[Opening Records section]

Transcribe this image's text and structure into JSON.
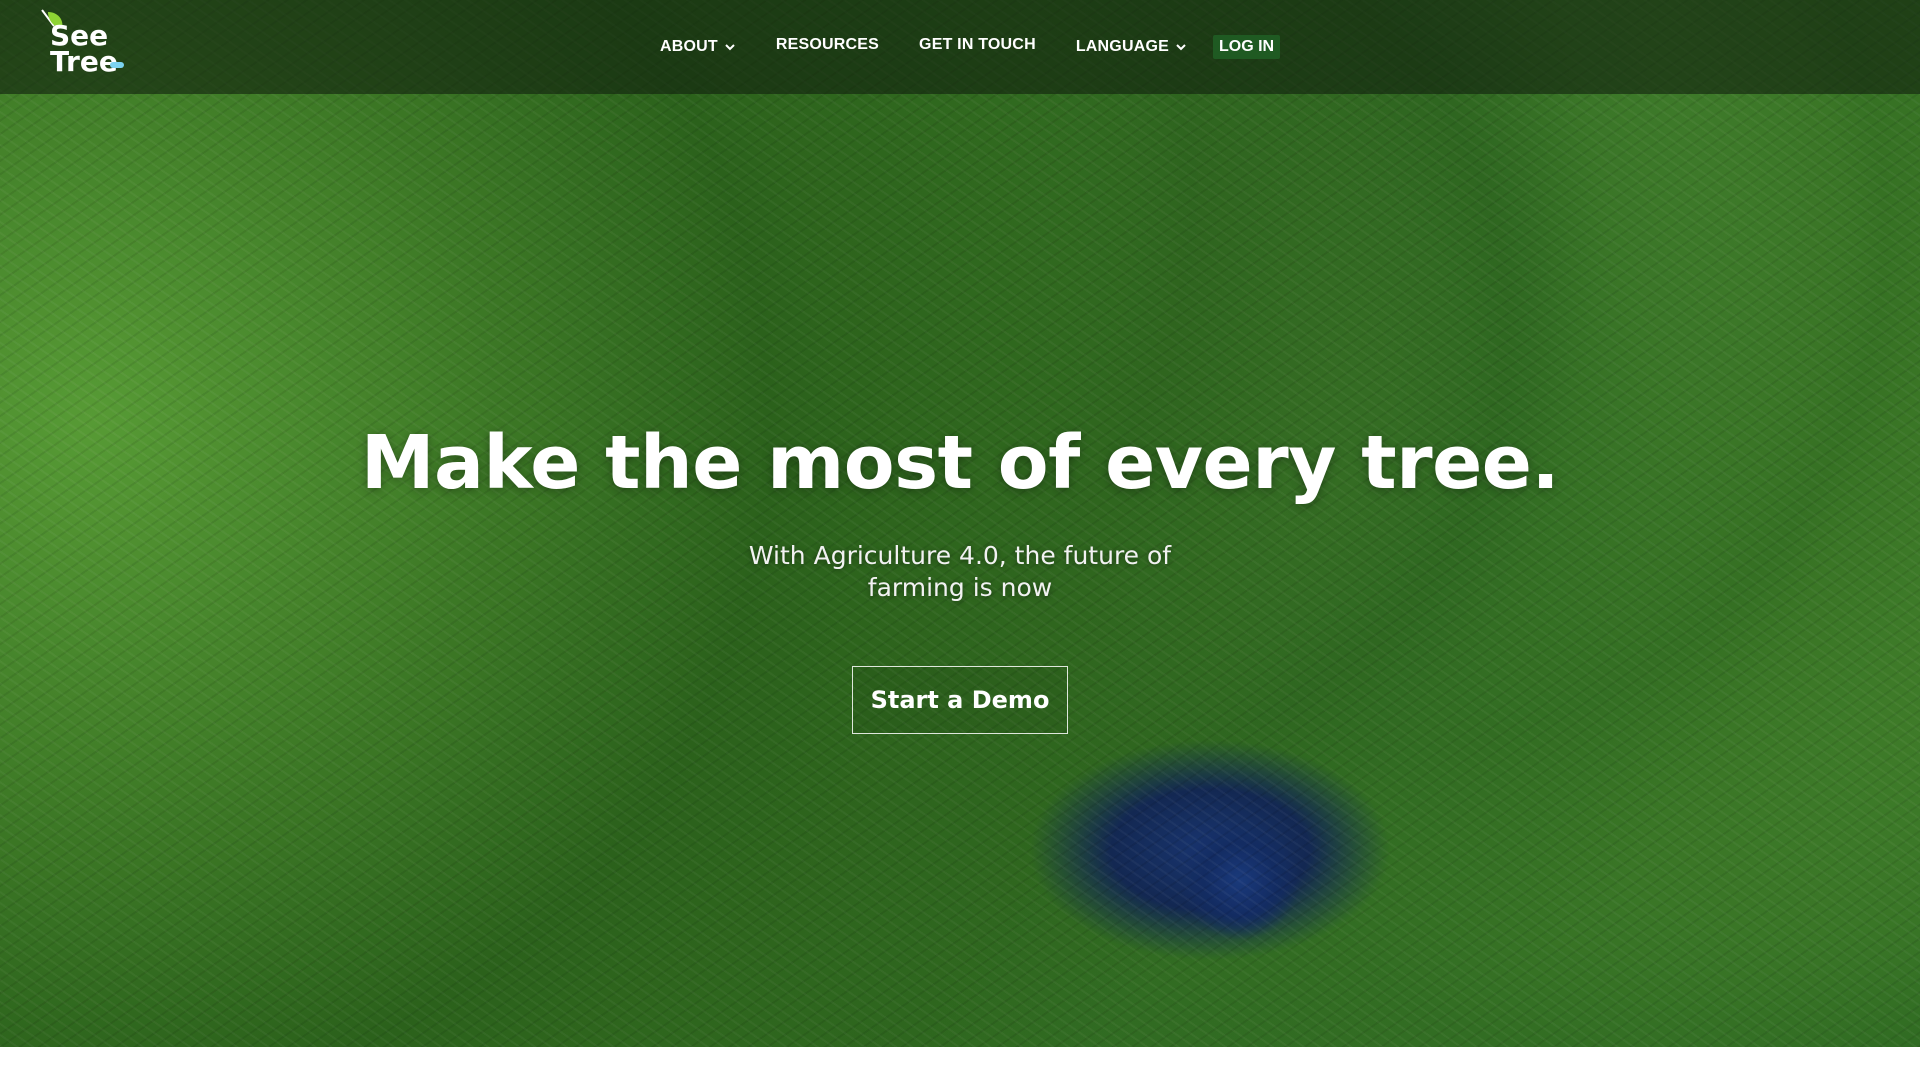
{
  "brand": {
    "logo_line1": "See",
    "logo_line2": "Tree",
    "accent_color": "#8ed334",
    "logo_icon": "leaf-icon"
  },
  "nav": {
    "items": [
      {
        "label": "ABOUT",
        "has_dropdown": true
      },
      {
        "label": "RESOURCES",
        "has_dropdown": false
      },
      {
        "label": "GET IN TOUCH",
        "has_dropdown": false
      },
      {
        "label": "LANGUAGE",
        "has_dropdown": true
      }
    ],
    "login_label": "LOG IN",
    "login_bg": "#1f5a22"
  },
  "hero": {
    "title": "Make the most of every tree.",
    "subtitle": "With Agriculture 4.0, the future of farming is now",
    "cta_label": "Start a Demo",
    "background": "aerial-palm-plantation-photo"
  }
}
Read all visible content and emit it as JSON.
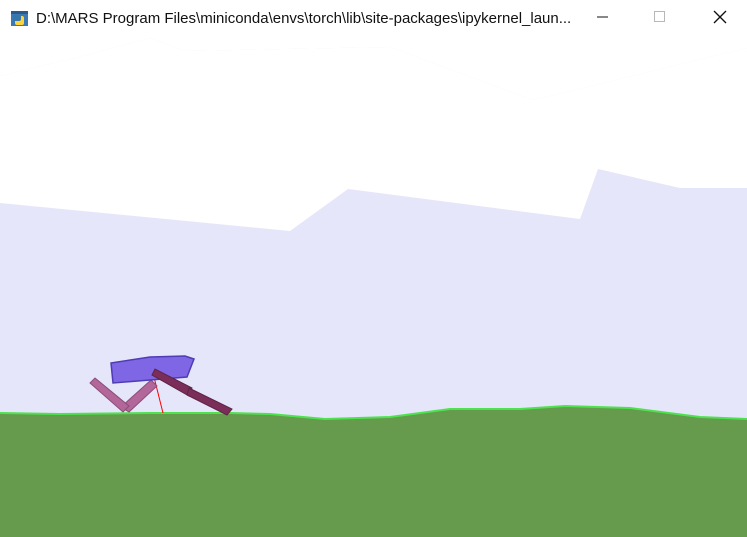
{
  "window": {
    "title": "D:\\MARS Program Files\\miniconda\\envs\\torch\\lib\\site-packages\\ipykernel_laun...",
    "controls": {
      "minimize_icon": "minimize-icon",
      "maximize_icon": "maximize-icon",
      "close_icon": "close-icon"
    }
  },
  "scene": {
    "colors": {
      "sky": "#e6e6fb",
      "cloud": "#ffffff",
      "ground": "#669a4d",
      "ground_edge": "#4ee34e",
      "hull": "#7f66e5",
      "hull_outline": "#4d3db3",
      "leg_back": "#b36699",
      "leg_front": "#7a2e59",
      "lidar": "#ff0000"
    }
  }
}
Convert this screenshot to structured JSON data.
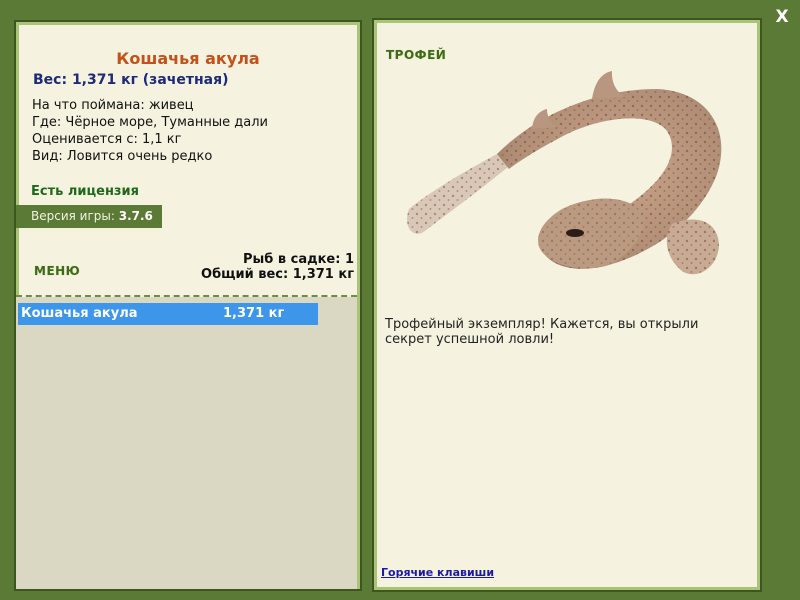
{
  "window": {
    "close_label": "X"
  },
  "fish": {
    "name": "Кошачья акула",
    "weight_line": "Вес: 1,371 кг (зачетная)",
    "info": [
      "На что поймана: живец",
      "Где: Чёрное море, Туманные дали",
      "Оценивается с: 1,1 кг",
      "Вид: Ловится очень редко"
    ]
  },
  "license": "Есть лицензия",
  "version": {
    "label": "Версия игры:",
    "value": "3.7.6"
  },
  "menu_label": "МЕНЮ",
  "keep": {
    "count_line": "Рыб в садке: 1",
    "total_line": "Общий вес: 1,371 кг"
  },
  "catch_list": [
    {
      "name": "Кошачья акула",
      "weight": "1,371 кг"
    }
  ],
  "trophy": {
    "label": "ТРОФЕЙ",
    "image_icon": "catshark-photo",
    "text": "Трофейный экземпляр! Кажется, вы открыли секрет успешной ловли!"
  },
  "hotkeys_link": "Горячие клавиши",
  "colors": {
    "frame": "#5b7a36",
    "panel": "#f5f3df",
    "fish_name": "#c4501a",
    "selected_row": "#3d96ea"
  }
}
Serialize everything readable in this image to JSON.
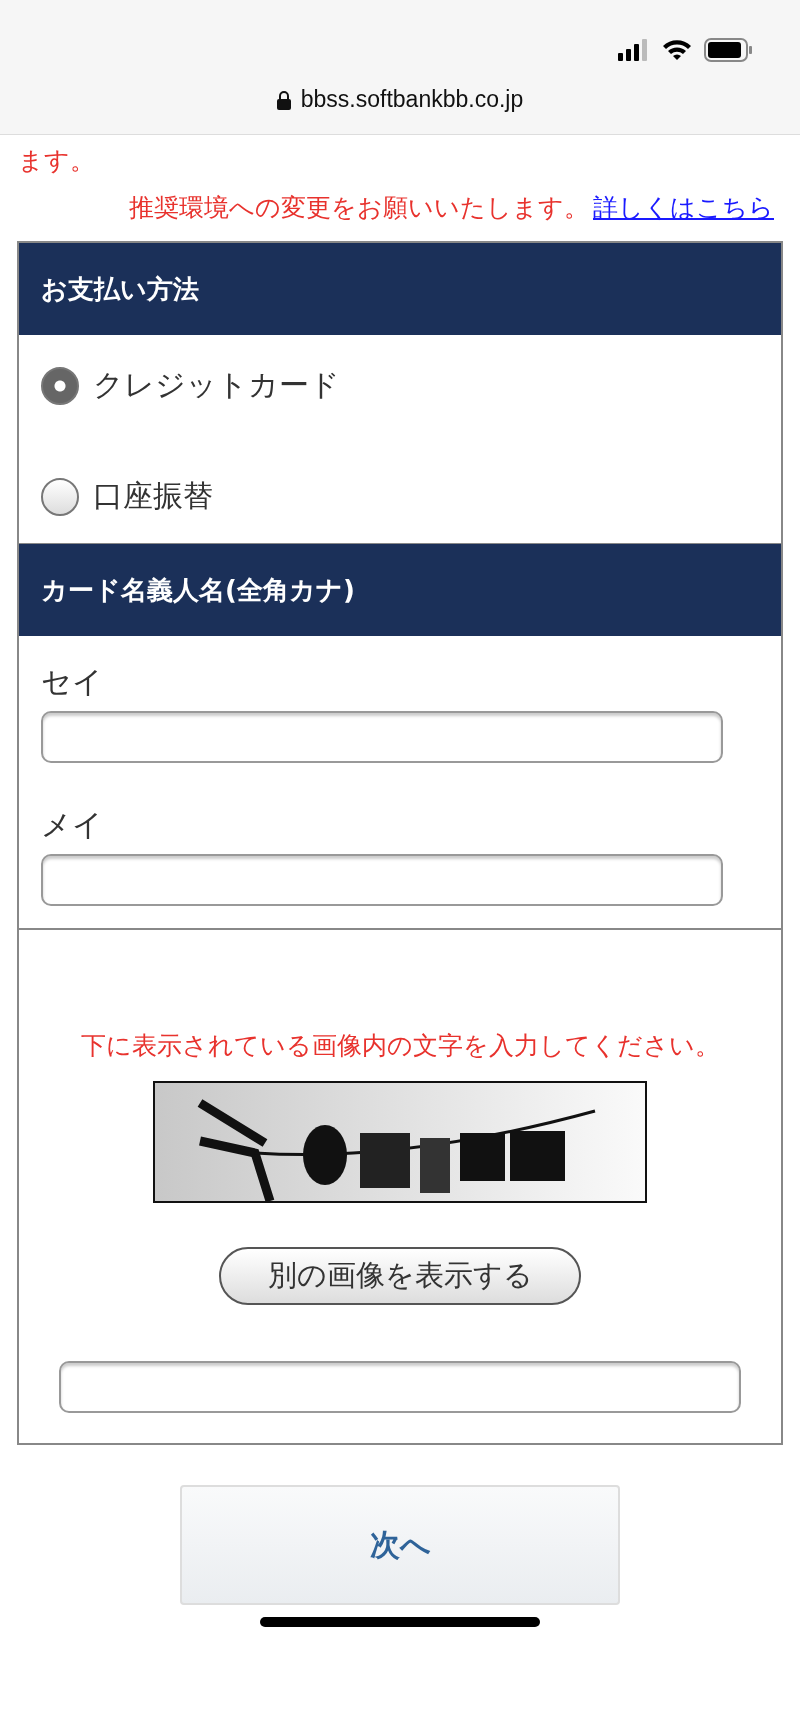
{
  "browser": {
    "url": "bbss.softbankbb.co.jp"
  },
  "notice": {
    "lines": [
      "ます。"
    ],
    "request": "推奨環境への変更をお願いいたします。",
    "link": "詳しくはこちら"
  },
  "payment": {
    "title": "お支払い方法",
    "options": [
      {
        "label": "クレジットカード",
        "selected": true
      },
      {
        "label": "口座振替",
        "selected": false
      }
    ]
  },
  "holder": {
    "title": "カード名義人名(全角カナ)",
    "fields": [
      {
        "label": "セイ"
      },
      {
        "label": "メイ"
      }
    ]
  },
  "captcha": {
    "instruction": "下に表示されている画像内の文字を入力してください。",
    "refresh_button": "別の画像を表示する"
  },
  "next_button": "次へ"
}
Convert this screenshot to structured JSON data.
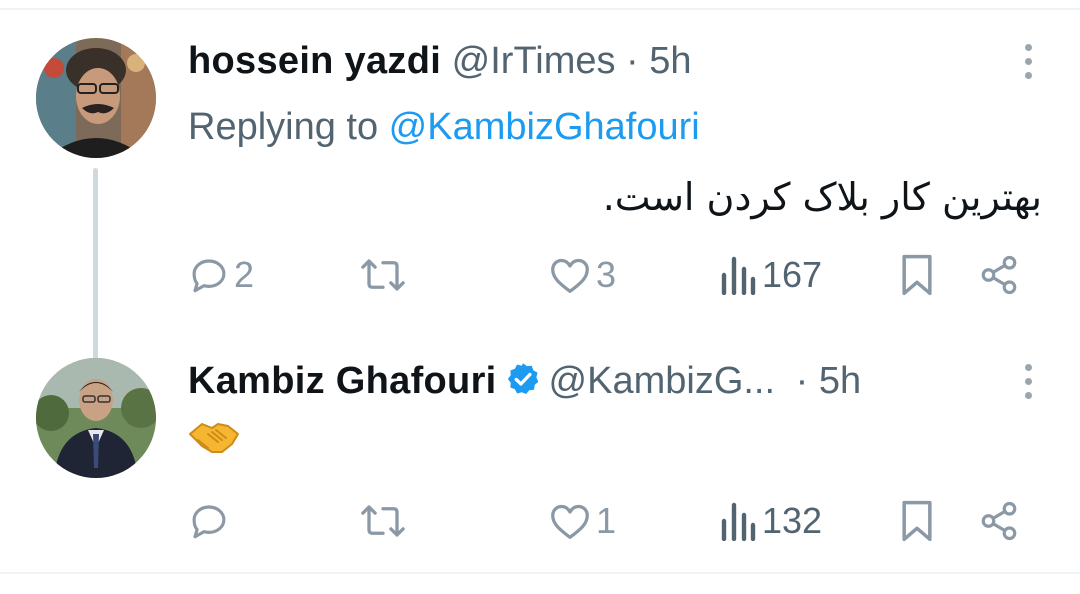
{
  "tweets": [
    {
      "author_name": "hossein yazdi",
      "handle": "@IrTimes",
      "dot": "·",
      "time": "5h",
      "replying_prefix": "Replying to ",
      "replying_to": "@KambizGhafouri",
      "text": "بهترین کار بلاک کردن است.",
      "replies": "2",
      "likes": "3",
      "views": "167"
    },
    {
      "author_name": "Kambiz Ghafouri",
      "verified": true,
      "handle": "@KambizG...",
      "dot": "·",
      "time": "5h",
      "emoji": "handshake",
      "likes": "1",
      "views": "132"
    }
  ],
  "colors": {
    "text": "#0f1419",
    "secondary": "#536471",
    "accent": "#1d9bf0",
    "icon": "#8b98a5",
    "thread_line": "#cfd9de"
  },
  "icons": [
    "more-icon",
    "reply-icon",
    "retweet-icon",
    "like-icon",
    "views-icon",
    "bookmark-icon",
    "share-icon",
    "verified-badge-icon",
    "handshake-emoji"
  ]
}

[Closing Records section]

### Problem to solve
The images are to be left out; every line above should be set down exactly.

### Reply
Transcribe this image's text and structure into JSON.
{
  "brand": {
    "logo_line1": "See",
    "logo_line2": "Tree",
    "accent_color": "#8ed334",
    "logo_icon": "leaf-icon"
  },
  "nav": {
    "items": [
      {
        "label": "ABOUT",
        "has_dropdown": true
      },
      {
        "label": "RESOURCES",
        "has_dropdown": false
      },
      {
        "label": "GET IN TOUCH",
        "has_dropdown": false
      },
      {
        "label": "LANGUAGE",
        "has_dropdown": true
      }
    ],
    "login_label": "LOG IN",
    "login_bg": "#1f5a22"
  },
  "hero": {
    "title": "Make the most of every tree.",
    "subtitle": "With Agriculture 4.0, the future of farming is now",
    "cta_label": "Start a Demo",
    "background": "aerial-palm-plantation-photo"
  }
}
Read all visible content and emit it as JSON.
{
  "window": {
    "title": "D:\\MARS Program Files\\miniconda\\envs\\torch\\lib\\site-packages\\ipykernel_laun...",
    "controls": {
      "minimize_icon": "minimize-icon",
      "maximize_icon": "maximize-icon",
      "close_icon": "close-icon"
    }
  },
  "scene": {
    "colors": {
      "sky": "#e6e6fb",
      "cloud": "#ffffff",
      "ground": "#669a4d",
      "ground_edge": "#4ee34e",
      "hull": "#7f66e5",
      "hull_outline": "#4d3db3",
      "leg_back": "#b36699",
      "leg_front": "#7a2e59",
      "lidar": "#ff0000"
    }
  }
}
Convert this screenshot to structured JSON data.
{
  "window": {
    "close_label": "X"
  },
  "fish": {
    "name": "Кошачья акула",
    "weight_line": "Вес: 1,371 кг (зачетная)",
    "info": [
      "На что поймана: живец",
      "Где: Чёрное море, Туманные дали",
      "Оценивается с: 1,1 кг",
      "Вид: Ловится очень редко"
    ]
  },
  "license": "Есть лицензия",
  "version": {
    "label": "Версия игры:",
    "value": "3.7.6"
  },
  "menu_label": "МЕНЮ",
  "keep": {
    "count_line": "Рыб в садке: 1",
    "total_line": "Общий вес: 1,371 кг"
  },
  "catch_list": [
    {
      "name": "Кошачья акула",
      "weight": "1,371 кг"
    }
  ],
  "trophy": {
    "label": "ТРОФЕЙ",
    "image_icon": "catshark-photo",
    "text": "Трофейный экземпляр! Кажется, вы открыли секрет успешной ловли!"
  },
  "hotkeys_link": "Горячие клавиши",
  "colors": {
    "frame": "#5b7a36",
    "panel": "#f5f3df",
    "fish_name": "#c4501a",
    "selected_row": "#3d96ea"
  }
}
Serialize everything readable in this image to JSON.
{
  "browser": {
    "url": "bbss.softbankbb.co.jp"
  },
  "notice": {
    "lines": [
      "ます。"
    ],
    "request": "推奨環境への変更をお願いいたします。",
    "link": "詳しくはこちら"
  },
  "payment": {
    "title": "お支払い方法",
    "options": [
      {
        "label": "クレジットカード",
        "selected": true
      },
      {
        "label": "口座振替",
        "selected": false
      }
    ]
  },
  "holder": {
    "title": "カード名義人名(全角カナ)",
    "fields": [
      {
        "label": "セイ"
      },
      {
        "label": "メイ"
      }
    ]
  },
  "captcha": {
    "instruction": "下に表示されている画像内の文字を入力してください。",
    "refresh_button": "別の画像を表示する"
  },
  "next_button": "次へ"
}
Convert this screenshot to structured JSON data.
{
  "tweets": [
    {
      "author_name": "hossein yazdi",
      "handle": "@IrTimes",
      "dot": "·",
      "time": "5h",
      "replying_prefix": "Replying to ",
      "replying_to": "@KambizGhafouri",
      "text": "بهترین کار بلاک کردن است.",
      "replies": "2",
      "likes": "3",
      "views": "167"
    },
    {
      "author_name": "Kambiz Ghafouri",
      "verified": true,
      "handle": "@KambizG...",
      "dot": "·",
      "time": "5h",
      "emoji": "handshake",
      "likes": "1",
      "views": "132"
    }
  ],
  "colors": {
    "text": "#0f1419",
    "secondary": "#536471",
    "accent": "#1d9bf0",
    "icon": "#8b98a5",
    "thread_line": "#cfd9de"
  },
  "icons": [
    "more-icon",
    "reply-icon",
    "retweet-icon",
    "like-icon",
    "views-icon",
    "bookmark-icon",
    "share-icon",
    "verified-badge-icon",
    "handshake-emoji"
  ]
}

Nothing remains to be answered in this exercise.